* Records for this task
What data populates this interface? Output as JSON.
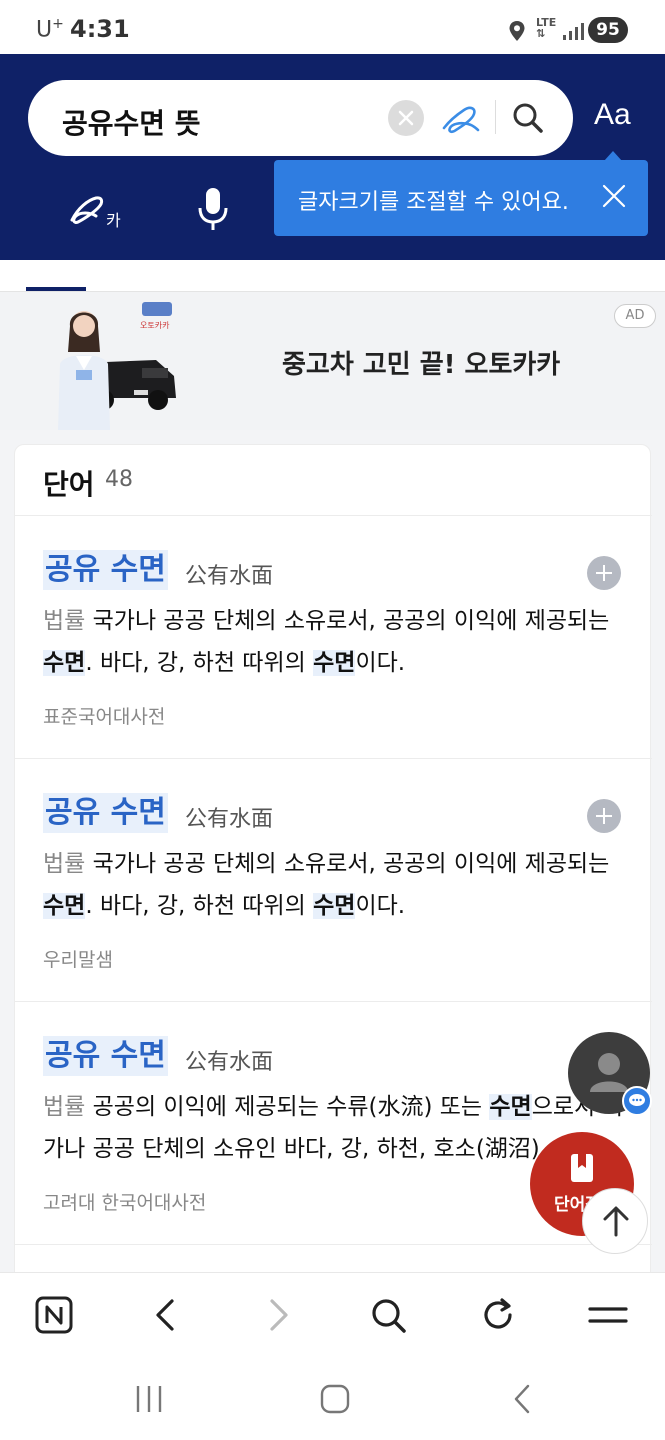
{
  "status_bar": {
    "carrier": "U",
    "carrier_sup": "+",
    "time": "4:31",
    "network": "LTE",
    "battery": "95"
  },
  "search": {
    "query": "공유수면 뜻",
    "font_size_label": "Aa",
    "tooltip": "글자크기를 조절할 수 있어요.",
    "handwrite_kana_glyph": "카"
  },
  "ad": {
    "brand": "오토카카",
    "text": "중고차 고민 끝! 오토카카",
    "badge": "AD"
  },
  "words": {
    "title": "단어",
    "count": "48",
    "entries": [
      {
        "word": "공유 수면",
        "hanja": "公有水面",
        "tag": "법률",
        "def_1": " 국가나 공공 단체의 소유로서, 공공의 이익에 제공되는 ",
        "hl_1": "수면",
        "def_2": ". 바다, 강, 하천 따위의 ",
        "hl_2": "수면",
        "def_3": "이다.",
        "source": "표준국어대사전"
      },
      {
        "word": "공유 수면",
        "hanja": "公有水面",
        "tag": "법률",
        "def_1": " 국가나 공공 단체의 소유로서, 공공의 이익에 제공되는 ",
        "hl_1": "수면",
        "def_2": ". 바다, 강, 하천 따위의 ",
        "hl_2": "수면",
        "def_3": "이다.",
        "source": "우리말샘"
      },
      {
        "word": "공유 수면",
        "hanja": "公有水面",
        "tag": "법률",
        "def_1": " 공공의 이익에 제공되는 수류(水流) 또는 ",
        "hl_1": "수면",
        "def_2": "으로서 국가나 공공 단체의 소유인 바다, 강, 하천, 호소(湖沼)",
        "hl_2": "",
        "def_3": "",
        "source": "고려대 한국어대사전"
      }
    ]
  },
  "floating": {
    "words_label": "단어장"
  },
  "colors": {
    "header": "#0f2167",
    "accent": "#2f7de1",
    "highlight_word": "#2a64c5",
    "fab_red": "#c12b1f"
  }
}
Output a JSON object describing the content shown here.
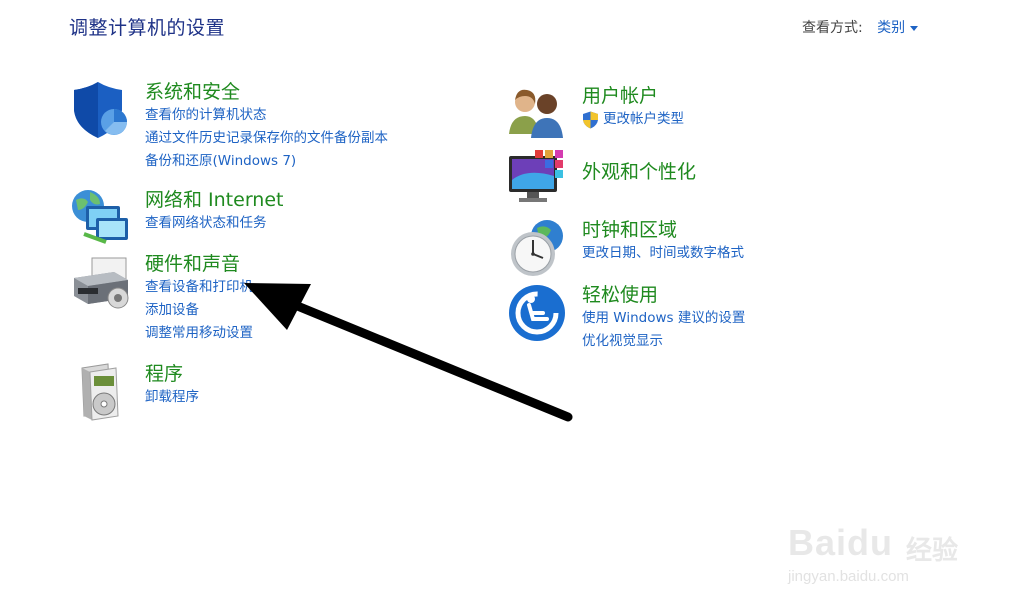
{
  "header": {
    "title": "调整计算机的设置",
    "view_by_label": "查看方式:",
    "view_by_value": "类别"
  },
  "categories": {
    "system_security": {
      "title": "系统和安全",
      "links": [
        "查看你的计算机状态",
        "通过文件历史记录保存你的文件备份副本",
        "备份和还原(Windows 7)"
      ]
    },
    "network_internet": {
      "title": "网络和 Internet",
      "links": [
        "查看网络状态和任务"
      ]
    },
    "hardware_sound": {
      "title": "硬件和声音",
      "links": [
        "查看设备和打印机",
        "添加设备",
        "调整常用移动设置"
      ]
    },
    "programs": {
      "title": "程序",
      "links": [
        "卸载程序"
      ]
    },
    "user_accounts": {
      "title": "用户帐户",
      "links": [
        "更改帐户类型"
      ]
    },
    "appearance": {
      "title": "外观和个性化",
      "links": []
    },
    "clock_region": {
      "title": "时钟和区域",
      "links": [
        "更改日期、时间或数字格式"
      ]
    },
    "ease_of_access": {
      "title": "轻松使用",
      "links": [
        "使用 Windows 建议的设置",
        "优化视觉显示"
      ]
    }
  },
  "watermark": {
    "brand": "Baidu",
    "cn": "经验",
    "url": "jingyan.baidu.com"
  },
  "colors": {
    "title_blue": "#1e3287",
    "link_blue": "#1e63c4",
    "category_green": "#1f8a1f",
    "arrow": "#000000"
  }
}
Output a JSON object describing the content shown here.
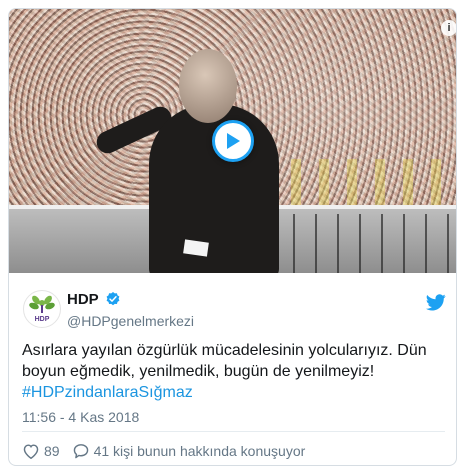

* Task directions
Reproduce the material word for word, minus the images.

* Response to this task
What data populates this interface? Output as JSON.
{
  "status_bar": {
    "carrier": "U",
    "carrier_sup": "+",
    "time": "4:31",
    "network": "LTE",
    "battery": "95"
  },
  "search": {
    "query": "공유수면 뜻",
    "font_size_label": "Aa",
    "tooltip": "글자크기를 조절할 수 있어요.",
    "handwrite_kana_glyph": "카"
  },
  "ad": {
    "brand": "오토카카",
    "text": "중고차 고민 끝! 오토카카",
    "badge": "AD"
  },
  "words": {
    "title": "단어",
    "count": "48",
    "entries": [
      {
        "word": "공유 수면",
        "hanja": "公有水面",
        "tag": "법률",
        "def_1": " 국가나 공공 단체의 소유로서, 공공의 이익에 제공되는 ",
        "hl_1": "수면",
        "def_2": ". 바다, 강, 하천 따위의 ",
        "hl_2": "수면",
        "def_3": "이다.",
        "source": "표준국어대사전"
      },
      {
        "word": "공유 수면",
        "hanja": "公有水面",
        "tag": "법률",
        "def_1": " 국가나 공공 단체의 소유로서, 공공의 이익에 제공되는 ",
        "hl_1": "수면",
        "def_2": ". 바다, 강, 하천 따위의 ",
        "hl_2": "수면",
        "def_3": "이다.",
        "source": "우리말샘"
      },
      {
        "word": "공유 수면",
        "hanja": "公有水面",
        "tag": "법률",
        "def_1": " 공공의 이익에 제공되는 수류(水流) 또는 ",
        "hl_1": "수면",
        "def_2": "으로서 국가나 공공 단체의 소유인 바다, 강, 하천, 호소(湖沼)",
        "hl_2": "",
        "def_3": "",
        "source": "고려대 한국어대사전"
      }
    ]
  },
  "floating": {
    "words_label": "단어장"
  },
  "colors": {
    "header": "#0f2167",
    "accent": "#2f7de1",
    "highlight_word": "#2a64c5",
    "fab_red": "#c12b1f"
  }
}
Output a JSON object describing the content shown here.
{
  "header": {
    "title": "调整计算机的设置",
    "view_by_label": "查看方式:",
    "view_by_value": "类别"
  },
  "categories": {
    "system_security": {
      "title": "系统和安全",
      "links": [
        "查看你的计算机状态",
        "通过文件历史记录保存你的文件备份副本",
        "备份和还原(Windows 7)"
      ]
    },
    "network_internet": {
      "title": "网络和 Internet",
      "links": [
        "查看网络状态和任务"
      ]
    },
    "hardware_sound": {
      "title": "硬件和声音",
      "links": [
        "查看设备和打印机",
        "添加设备",
        "调整常用移动设置"
      ]
    },
    "programs": {
      "title": "程序",
      "links": [
        "卸载程序"
      ]
    },
    "user_accounts": {
      "title": "用户帐户",
      "links": [
        "更改帐户类型"
      ]
    },
    "appearance": {
      "title": "外观和个性化",
      "links": []
    },
    "clock_region": {
      "title": "时钟和区域",
      "links": [
        "更改日期、时间或数字格式"
      ]
    },
    "ease_of_access": {
      "title": "轻松使用",
      "links": [
        "使用 Windows 建议的设置",
        "优化视觉显示"
      ]
    }
  },
  "watermark": {
    "brand": "Baidu",
    "cn": "经验",
    "url": "jingyan.baidu.com"
  },
  "colors": {
    "title_blue": "#1e3287",
    "link_blue": "#1e63c4",
    "category_green": "#1f8a1f",
    "arrow": "#000000"
  }
}
Output a JSON object describing the content shown here.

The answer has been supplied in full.